Q. The fact that this is a tournament on clay, which is obviously your least‑favored surface, does that make it psychologically harder when you come up against the big break points and the issue of trying to consolidate a break of serve?

ANDY MURRAY: No, I don’t think psychologically it’s harder. You know, you need to be patient but make sure there is enough on your ball so that you’re not letting a guy like Ferrer dictate a lot of the points when it’s on the big points.

Again, tonight I feel like I went for my shots. I went for it. If I hadn’t done, I would have got criticized for that. If I do go for my shots, then I get criticized for making mistakes.

I played the way that I thought was best to win the match. I don’t think it was down to a psychological thing because I went for it, and just it was down to poor execution of the shots.



Q. If I can double belabor the point, would you consider going into Wimbledon not playing another grass court tournament because of the back?

ANDY MURRAY: I’ll do what’s best for my preparation for Wimbledon, back or not. Like I said, I need to get some good physical work done. That’s going to be important.

So, you know, when I can get that done, whether it’s over the next five, six days before I play at Queen’s or the four or five days I would have after Queen’s before the tournament obviously at Wimbledon, I mean, it’s not a disaster if I can’t play a tournament beforehand.

Novak didn’t play before Australia this year; I don’t believe he played before Wimbledon last year. Many times Roger has not played an event before.

It happens all the time. You just need to make sure you’re comfortable on the courts and the surface you’re playing on before you start the tournament.



Q. When are you heading home, and when do I think you’ll start hitting on grass?

ANDY MURRAY: Well, I go home I would have thought tomorrow, soon as I can get back.

Then I don’t know when I’ll start play. I’ll need to speak to all the guys and discuss when the best time to start is. I probably could do with a day or two off as well.



Q. You’ve always said that you wouldn’t come here if you didn’t think you couldn’t win the French Open. Do you leave here still believing that you can in the future?

ANDY MURRAY: Well, I mean, again, I think coming into the event there was no reason to play unless I thought I had a shot at winning. It’s obviously a surface that I’m going to need to improve on a lot if I want to win the event.

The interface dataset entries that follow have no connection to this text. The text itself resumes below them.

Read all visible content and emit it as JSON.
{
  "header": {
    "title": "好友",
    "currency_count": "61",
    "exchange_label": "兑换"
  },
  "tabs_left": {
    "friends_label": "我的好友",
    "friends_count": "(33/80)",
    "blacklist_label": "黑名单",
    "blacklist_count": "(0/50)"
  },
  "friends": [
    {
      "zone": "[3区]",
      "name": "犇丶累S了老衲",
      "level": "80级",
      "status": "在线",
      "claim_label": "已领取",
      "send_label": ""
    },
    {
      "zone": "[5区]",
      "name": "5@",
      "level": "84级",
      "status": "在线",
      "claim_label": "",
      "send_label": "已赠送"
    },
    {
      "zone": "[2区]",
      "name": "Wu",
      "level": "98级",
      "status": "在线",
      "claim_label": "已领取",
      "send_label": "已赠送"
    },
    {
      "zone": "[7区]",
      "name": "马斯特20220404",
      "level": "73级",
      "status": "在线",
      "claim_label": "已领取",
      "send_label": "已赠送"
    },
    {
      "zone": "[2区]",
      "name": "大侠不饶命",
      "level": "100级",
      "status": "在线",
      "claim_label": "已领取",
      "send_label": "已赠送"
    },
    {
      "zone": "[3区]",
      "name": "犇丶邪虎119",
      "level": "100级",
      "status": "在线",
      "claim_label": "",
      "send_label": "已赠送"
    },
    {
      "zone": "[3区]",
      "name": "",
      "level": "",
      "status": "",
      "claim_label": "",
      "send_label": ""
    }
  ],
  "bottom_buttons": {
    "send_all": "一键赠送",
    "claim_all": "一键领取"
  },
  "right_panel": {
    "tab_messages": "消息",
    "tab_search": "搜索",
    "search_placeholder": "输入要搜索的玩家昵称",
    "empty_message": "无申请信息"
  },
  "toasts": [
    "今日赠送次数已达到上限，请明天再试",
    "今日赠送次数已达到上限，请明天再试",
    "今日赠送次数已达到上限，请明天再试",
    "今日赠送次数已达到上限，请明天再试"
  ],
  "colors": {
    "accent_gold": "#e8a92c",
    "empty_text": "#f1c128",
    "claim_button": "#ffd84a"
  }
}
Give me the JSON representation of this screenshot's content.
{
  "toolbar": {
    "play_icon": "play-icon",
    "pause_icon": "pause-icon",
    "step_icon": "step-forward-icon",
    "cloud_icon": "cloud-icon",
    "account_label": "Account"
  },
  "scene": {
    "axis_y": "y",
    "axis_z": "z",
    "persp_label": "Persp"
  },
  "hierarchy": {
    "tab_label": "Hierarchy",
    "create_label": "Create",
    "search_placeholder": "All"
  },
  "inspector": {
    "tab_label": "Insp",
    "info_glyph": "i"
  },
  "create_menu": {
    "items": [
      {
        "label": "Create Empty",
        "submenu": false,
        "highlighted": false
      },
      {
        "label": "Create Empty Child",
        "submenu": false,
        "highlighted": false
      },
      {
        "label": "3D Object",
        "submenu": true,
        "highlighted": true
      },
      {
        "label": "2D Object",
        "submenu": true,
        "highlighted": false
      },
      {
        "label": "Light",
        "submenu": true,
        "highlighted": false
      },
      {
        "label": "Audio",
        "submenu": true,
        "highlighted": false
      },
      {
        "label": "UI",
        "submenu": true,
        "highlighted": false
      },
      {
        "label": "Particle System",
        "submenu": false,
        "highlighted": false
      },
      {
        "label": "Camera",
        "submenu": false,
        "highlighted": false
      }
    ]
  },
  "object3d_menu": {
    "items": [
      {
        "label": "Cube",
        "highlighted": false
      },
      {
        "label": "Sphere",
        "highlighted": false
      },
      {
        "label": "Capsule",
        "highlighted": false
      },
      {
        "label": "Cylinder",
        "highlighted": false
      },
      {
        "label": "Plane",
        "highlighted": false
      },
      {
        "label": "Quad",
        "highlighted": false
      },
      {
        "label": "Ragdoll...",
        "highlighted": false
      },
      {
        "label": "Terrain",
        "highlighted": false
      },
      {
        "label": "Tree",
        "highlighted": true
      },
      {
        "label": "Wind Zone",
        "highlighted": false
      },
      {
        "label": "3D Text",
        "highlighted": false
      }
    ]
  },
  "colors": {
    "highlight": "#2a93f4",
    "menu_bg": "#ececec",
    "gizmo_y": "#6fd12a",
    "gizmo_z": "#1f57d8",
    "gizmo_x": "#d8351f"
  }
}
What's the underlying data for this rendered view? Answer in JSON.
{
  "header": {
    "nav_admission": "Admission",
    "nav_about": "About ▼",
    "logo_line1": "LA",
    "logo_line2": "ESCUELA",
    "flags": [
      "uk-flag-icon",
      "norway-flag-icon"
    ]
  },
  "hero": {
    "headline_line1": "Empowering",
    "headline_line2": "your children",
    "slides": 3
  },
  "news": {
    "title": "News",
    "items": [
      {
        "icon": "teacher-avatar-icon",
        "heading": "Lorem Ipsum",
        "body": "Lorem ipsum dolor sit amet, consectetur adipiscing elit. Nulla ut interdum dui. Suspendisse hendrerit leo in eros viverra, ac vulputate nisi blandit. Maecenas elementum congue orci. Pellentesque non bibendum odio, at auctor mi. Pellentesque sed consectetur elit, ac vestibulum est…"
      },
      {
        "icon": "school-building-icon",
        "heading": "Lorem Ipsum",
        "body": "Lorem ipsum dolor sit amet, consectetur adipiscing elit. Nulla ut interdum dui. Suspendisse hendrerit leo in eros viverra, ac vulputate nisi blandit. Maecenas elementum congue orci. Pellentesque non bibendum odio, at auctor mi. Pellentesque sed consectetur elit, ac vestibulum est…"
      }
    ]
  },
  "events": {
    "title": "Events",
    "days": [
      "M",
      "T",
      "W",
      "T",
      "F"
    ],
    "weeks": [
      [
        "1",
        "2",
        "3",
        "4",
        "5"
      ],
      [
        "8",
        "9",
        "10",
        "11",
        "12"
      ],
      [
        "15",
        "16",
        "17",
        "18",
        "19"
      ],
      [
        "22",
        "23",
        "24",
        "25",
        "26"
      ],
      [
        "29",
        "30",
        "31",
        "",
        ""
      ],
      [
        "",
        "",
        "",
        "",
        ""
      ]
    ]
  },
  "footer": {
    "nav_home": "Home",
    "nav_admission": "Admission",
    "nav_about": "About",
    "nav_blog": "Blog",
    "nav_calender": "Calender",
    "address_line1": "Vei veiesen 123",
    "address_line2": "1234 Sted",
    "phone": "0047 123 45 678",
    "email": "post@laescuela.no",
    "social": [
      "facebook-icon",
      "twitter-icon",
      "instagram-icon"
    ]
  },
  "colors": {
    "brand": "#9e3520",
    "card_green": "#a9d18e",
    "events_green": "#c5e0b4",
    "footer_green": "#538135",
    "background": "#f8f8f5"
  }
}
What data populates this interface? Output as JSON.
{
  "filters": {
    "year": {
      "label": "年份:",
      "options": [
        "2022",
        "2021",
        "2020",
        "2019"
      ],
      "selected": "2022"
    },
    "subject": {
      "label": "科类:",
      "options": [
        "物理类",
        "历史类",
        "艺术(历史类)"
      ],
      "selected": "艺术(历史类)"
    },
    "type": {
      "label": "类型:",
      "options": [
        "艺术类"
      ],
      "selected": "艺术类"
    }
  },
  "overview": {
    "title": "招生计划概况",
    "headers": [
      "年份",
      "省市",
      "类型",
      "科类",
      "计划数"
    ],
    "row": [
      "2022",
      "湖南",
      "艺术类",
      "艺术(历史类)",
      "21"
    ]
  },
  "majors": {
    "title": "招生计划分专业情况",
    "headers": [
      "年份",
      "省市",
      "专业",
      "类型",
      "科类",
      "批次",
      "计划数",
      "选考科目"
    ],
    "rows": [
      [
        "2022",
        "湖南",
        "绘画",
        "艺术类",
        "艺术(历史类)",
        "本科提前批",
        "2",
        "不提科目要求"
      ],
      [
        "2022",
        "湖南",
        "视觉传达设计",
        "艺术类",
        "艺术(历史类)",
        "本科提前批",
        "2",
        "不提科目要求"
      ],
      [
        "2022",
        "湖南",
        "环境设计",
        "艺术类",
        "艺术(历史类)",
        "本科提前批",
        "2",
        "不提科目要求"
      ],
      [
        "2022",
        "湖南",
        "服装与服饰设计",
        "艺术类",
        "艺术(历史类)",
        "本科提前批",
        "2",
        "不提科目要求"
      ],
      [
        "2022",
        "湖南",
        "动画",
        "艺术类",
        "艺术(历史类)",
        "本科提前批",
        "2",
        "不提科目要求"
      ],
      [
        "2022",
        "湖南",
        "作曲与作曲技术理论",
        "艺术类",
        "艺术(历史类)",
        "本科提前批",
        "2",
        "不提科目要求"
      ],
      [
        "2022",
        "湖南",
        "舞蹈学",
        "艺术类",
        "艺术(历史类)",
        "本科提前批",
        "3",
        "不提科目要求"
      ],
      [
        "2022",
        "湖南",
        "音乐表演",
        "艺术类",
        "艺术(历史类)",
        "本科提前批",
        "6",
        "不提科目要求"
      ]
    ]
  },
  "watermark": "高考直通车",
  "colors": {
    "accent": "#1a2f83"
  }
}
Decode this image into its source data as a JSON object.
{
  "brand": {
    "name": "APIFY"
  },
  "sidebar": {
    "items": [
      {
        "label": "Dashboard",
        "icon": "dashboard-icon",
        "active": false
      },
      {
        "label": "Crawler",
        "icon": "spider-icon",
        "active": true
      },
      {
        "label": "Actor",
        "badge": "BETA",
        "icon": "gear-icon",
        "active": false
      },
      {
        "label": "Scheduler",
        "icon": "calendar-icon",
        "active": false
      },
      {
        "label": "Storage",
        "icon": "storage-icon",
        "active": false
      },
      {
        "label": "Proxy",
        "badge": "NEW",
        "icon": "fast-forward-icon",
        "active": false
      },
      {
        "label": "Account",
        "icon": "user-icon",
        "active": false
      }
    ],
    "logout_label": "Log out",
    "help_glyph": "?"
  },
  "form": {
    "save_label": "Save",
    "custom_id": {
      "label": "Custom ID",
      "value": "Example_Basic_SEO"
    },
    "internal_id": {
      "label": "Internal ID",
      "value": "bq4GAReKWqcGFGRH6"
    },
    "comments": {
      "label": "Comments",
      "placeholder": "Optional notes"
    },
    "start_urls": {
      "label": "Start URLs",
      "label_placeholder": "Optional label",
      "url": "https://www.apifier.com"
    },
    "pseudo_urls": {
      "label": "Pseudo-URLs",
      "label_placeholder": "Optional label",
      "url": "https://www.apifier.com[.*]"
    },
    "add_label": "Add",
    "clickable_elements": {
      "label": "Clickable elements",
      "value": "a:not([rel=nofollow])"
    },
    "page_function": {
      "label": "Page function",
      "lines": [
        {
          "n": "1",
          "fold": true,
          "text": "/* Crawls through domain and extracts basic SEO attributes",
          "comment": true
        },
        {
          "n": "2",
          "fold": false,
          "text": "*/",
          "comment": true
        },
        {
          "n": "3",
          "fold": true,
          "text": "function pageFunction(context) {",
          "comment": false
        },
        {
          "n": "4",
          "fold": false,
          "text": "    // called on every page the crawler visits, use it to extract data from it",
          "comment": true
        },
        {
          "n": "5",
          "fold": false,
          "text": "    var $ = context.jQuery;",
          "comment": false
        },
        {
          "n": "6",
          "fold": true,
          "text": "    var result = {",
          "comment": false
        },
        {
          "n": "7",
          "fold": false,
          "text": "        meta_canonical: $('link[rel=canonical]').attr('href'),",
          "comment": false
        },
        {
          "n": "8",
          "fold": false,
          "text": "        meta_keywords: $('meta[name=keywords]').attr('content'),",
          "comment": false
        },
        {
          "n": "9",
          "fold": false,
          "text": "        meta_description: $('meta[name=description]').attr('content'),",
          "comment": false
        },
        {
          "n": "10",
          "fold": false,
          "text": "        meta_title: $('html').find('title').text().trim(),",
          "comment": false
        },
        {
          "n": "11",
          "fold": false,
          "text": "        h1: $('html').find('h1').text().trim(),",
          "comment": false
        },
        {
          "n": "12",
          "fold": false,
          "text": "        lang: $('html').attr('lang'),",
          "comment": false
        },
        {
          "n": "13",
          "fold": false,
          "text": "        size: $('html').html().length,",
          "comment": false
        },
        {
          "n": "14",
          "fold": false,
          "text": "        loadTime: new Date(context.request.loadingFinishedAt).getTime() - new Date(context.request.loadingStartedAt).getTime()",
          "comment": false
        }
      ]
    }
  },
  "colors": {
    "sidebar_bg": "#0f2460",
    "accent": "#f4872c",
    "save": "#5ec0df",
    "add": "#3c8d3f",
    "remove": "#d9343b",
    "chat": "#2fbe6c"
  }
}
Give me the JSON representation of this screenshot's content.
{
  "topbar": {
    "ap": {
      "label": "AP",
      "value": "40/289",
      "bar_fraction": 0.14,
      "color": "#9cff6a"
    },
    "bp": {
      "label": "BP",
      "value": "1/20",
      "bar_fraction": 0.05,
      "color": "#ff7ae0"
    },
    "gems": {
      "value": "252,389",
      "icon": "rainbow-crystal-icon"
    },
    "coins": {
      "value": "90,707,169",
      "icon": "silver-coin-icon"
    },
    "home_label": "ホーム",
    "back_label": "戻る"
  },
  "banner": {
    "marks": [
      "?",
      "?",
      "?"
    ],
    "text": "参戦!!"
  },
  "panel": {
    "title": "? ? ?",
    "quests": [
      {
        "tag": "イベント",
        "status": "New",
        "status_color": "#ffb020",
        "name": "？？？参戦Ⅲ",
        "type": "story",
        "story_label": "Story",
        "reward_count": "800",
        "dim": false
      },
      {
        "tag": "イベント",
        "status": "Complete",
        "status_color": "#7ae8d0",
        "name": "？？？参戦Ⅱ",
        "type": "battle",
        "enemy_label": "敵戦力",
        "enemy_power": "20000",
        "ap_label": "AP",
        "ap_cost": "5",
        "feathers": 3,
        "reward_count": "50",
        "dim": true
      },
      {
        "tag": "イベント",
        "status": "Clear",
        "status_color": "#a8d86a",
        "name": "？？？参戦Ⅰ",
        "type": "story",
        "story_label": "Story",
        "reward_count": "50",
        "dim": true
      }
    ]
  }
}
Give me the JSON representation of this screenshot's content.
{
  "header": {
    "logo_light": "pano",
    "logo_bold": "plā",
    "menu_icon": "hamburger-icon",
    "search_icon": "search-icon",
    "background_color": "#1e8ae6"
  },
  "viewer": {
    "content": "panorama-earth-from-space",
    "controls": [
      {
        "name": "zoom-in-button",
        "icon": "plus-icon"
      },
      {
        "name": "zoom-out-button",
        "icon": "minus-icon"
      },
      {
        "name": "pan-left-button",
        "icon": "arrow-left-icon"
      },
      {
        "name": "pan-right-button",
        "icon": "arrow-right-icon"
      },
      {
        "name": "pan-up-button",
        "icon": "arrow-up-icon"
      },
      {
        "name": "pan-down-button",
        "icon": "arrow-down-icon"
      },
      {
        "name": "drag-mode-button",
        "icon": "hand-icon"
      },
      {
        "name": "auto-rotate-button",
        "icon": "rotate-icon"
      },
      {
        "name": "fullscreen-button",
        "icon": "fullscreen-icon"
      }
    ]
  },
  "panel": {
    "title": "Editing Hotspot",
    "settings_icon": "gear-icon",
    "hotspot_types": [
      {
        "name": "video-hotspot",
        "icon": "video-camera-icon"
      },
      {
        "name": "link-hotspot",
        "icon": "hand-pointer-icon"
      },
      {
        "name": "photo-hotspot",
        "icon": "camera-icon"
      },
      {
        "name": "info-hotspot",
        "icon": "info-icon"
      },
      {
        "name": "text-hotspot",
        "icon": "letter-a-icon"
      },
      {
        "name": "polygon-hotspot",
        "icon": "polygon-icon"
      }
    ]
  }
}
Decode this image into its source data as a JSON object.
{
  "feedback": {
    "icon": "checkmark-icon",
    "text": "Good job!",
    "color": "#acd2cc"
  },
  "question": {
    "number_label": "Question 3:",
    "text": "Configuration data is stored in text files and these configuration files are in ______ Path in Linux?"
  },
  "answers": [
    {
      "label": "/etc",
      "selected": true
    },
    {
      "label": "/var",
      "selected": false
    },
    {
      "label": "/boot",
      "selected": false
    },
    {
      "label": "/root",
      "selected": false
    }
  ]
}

But you never know. Stranger things have happened. I think I would have had a good match with someone like Gaudio on the clay. And someone like Magnus Norman, it is possible to win the event.

But you have to play your best tennis to do that; tonight I didn’t.